"But her emails" became a shorthand way after the 2016 election to explain -- often in jest and as memes -- why Hillary Clinton, who was favored to win, lost to Donald Trump. However, all jokes aside, post-election studies confirmed that Clinton's emails were the most-covered topic during the campaign between May 2015 and November 2016.
That was in part because of the "drip, drip" drip" nature of the scandal over her use of a private email server while secretary of state. New developments -- from investigations being opened and closed to the release of previously unreported emails -- resulted in ever more media coverage.
Well, it's looking like Trump may be facing a similar "drip, drip, drip" type scandal that could result in "but her emails" being replaced after the 2020 election with "but his tapes."
The tapes in question are audio recordings secretly made of Trump by Lev Parnas, an associate of Trump's personal lawyer Rudy Giuliani, who was indicted last year for alleged campaign finance violations to which he has pleaded not guilty. And from what we've seen in past few days, the unexpected release of these tapes has the power to grab headlines, disrupting the media narrative Trump wants to be pushing in this election year and even forcing him or his GOP congressional allies to answer questions about the tape's contents.
What got us here was that a little over a week ago Parnas appeared on CNN and other media outlets to explain that his efforts helping Giuliani and Trump push Ukrainian officials to investigate Joe Biden were not about US national interests or rooting out corruption, but solely to help Trump win in 2020
In response to Parnas' allegations, Trump denied knowing Parnas (again), and the White House even tried to smear Parnas by releasing a statement noting that he is "a man who's under indictment and who's actually out on bail."
But then came the tape. On Friday night, Parnas' lawyer played an excerpt from a recording made at an exclusive dinner for pro-Trump super PAC donors held in a private room at the Trump International Hotel in Washington, DC in April 2018, which Parnas attended along with the President. On the tape, Trump can be heard pushing for ouster of the US ambassador to Ukraine Marie Yovanovitch, a month before she was recalled.
The stunning part is not just the content of his message, but the language Trump used to express his desire to fire Yovanovitch: "Get her out tomorrow. I don't care," adding, "Take her out. OK? Do it." He sounds more like a mob boss ordering a person to be whacked than a president seeking the removal of a political appointee. The short clip went viral for the most of the day Saturday on Twitter with the hashtag #TrumpTapes.
Then in the drip, drip style of the Clinton email scandal, the rest of the audio recording of this dinner -- which totals nearly 90 minutes -- was released on Saturday night. In the full tapes, Trump can be heard mocking Democratic Rep. Maxine Waters as being "low IQ" to big laughs, bragging that he could've beaten President Barack Obama in 2012 and more, which prompted additional news coverage.
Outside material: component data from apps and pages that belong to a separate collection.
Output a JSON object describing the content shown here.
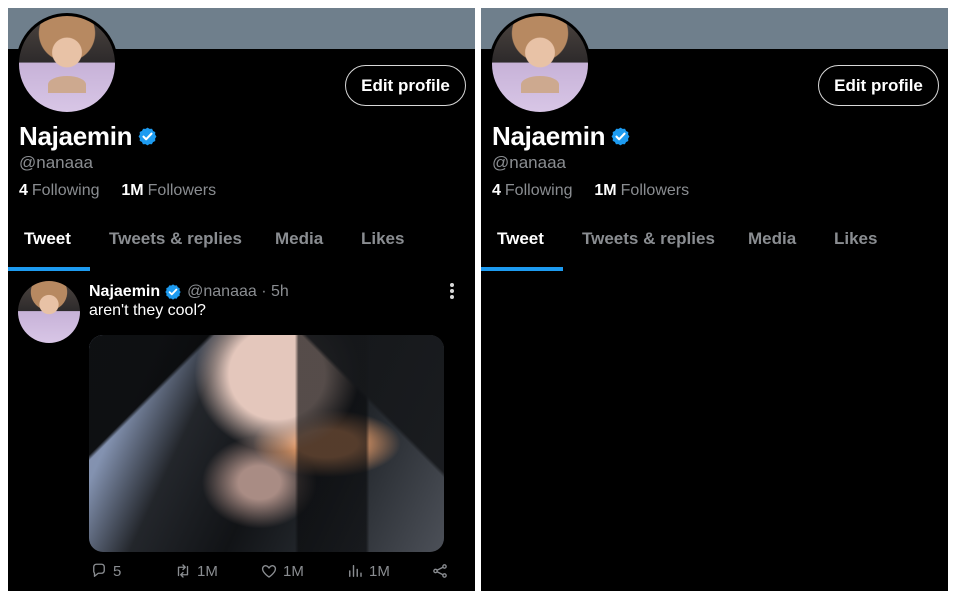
{
  "profile": {
    "edit_label": "Edit profile",
    "name": "Najaemin",
    "handle": "@nanaaa",
    "following_count": "4",
    "following_label": "Following",
    "followers_count": "1M",
    "followers_label": "Followers"
  },
  "tabs": [
    {
      "label": "Tweet"
    },
    {
      "label": "Tweets & replies"
    },
    {
      "label": "Media"
    },
    {
      "label": "Likes"
    }
  ],
  "tweet": {
    "author": "Najaemin",
    "meta": "@nanaaa · 5h",
    "text": "aren't they cool?",
    "replies": "5",
    "retweets": "1M",
    "likes": "1M",
    "views": "1M"
  },
  "colors": {
    "accent": "#1d9bf0",
    "banner": "#6f7f8c",
    "background": "#000000"
  }
}
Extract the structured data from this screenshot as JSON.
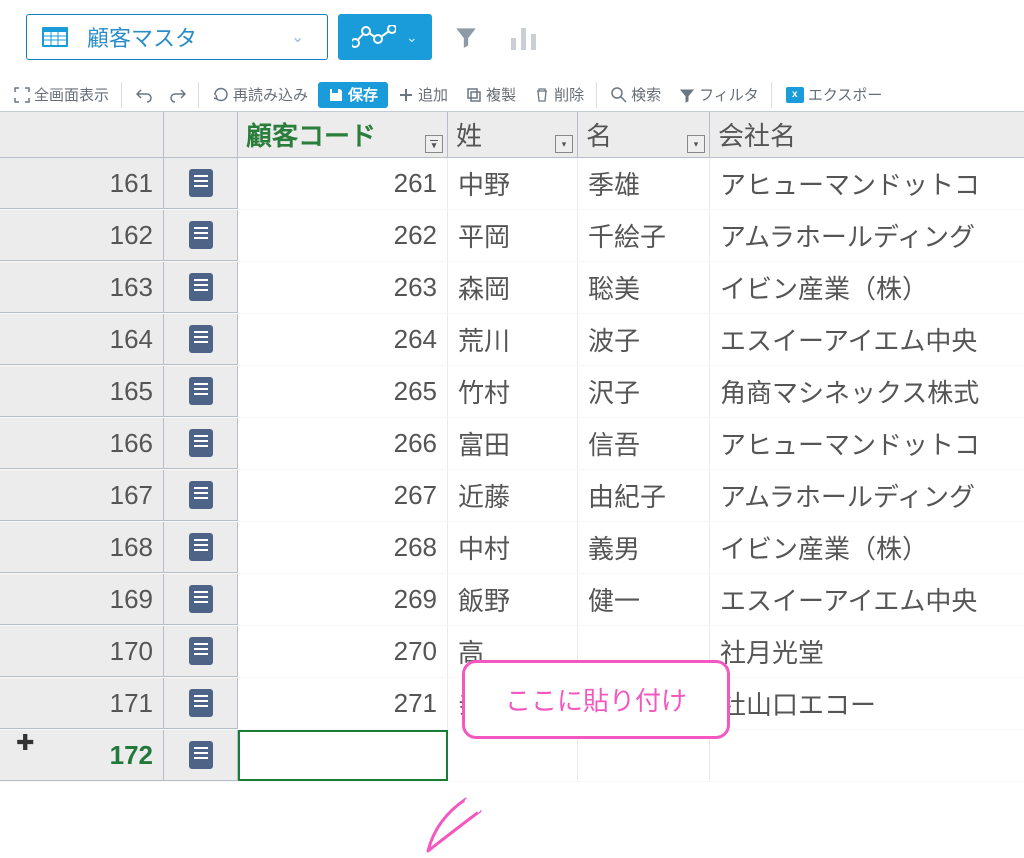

But it gets worse for Trump. Parnas' lawyer Joseph Bondy told CNN's Anderson Cooper on Saturday night that Parnas has more recordings of Trump. When asked if he plans to release them in the future, Bondy responded, "Perhaps."
That should keep Trump up at night. Look at what the release of this one tape did.
Even though we are in the middle of Trump's Senate impeachment trial, it made headlines and is resulting in GOP senators being asked to respond to the recordings on national TV. On Sunday morning, CNN's Jake Tapper asked GOP Sen. James Lankford if the tape raised questions about whether Trump lied about not knowing Parnas, to which Lankford responded, unconvincingly, "Certainly the President meets a lot of people."
There's no way to know what is on other tapes that Parnas' lawyer states that exist, or even if there are any. They may be nothing headline-grabbing. But the track record of secret audio recordings featuring Trump has been both damning and newsworthy. Before the election, there was the "Access Hollywood" tape in which Trump bragged about grabbing and kissing women without their consent.
And in 2018, CNN obtained audio of Trump speaking to his former lawyer Michael Cohen, who is now in prison, about an apparent scheme to pay hush money shortly before the 2016 election to a woman Trump allegedly had an affair with.
Who knows what other secret recordings of Trump are out there and how many will be released between now and November. But after this year's elections, if Trump loses, people might just be invoking "but his tapes" the same way "but her emails" came to define Clinton's loss.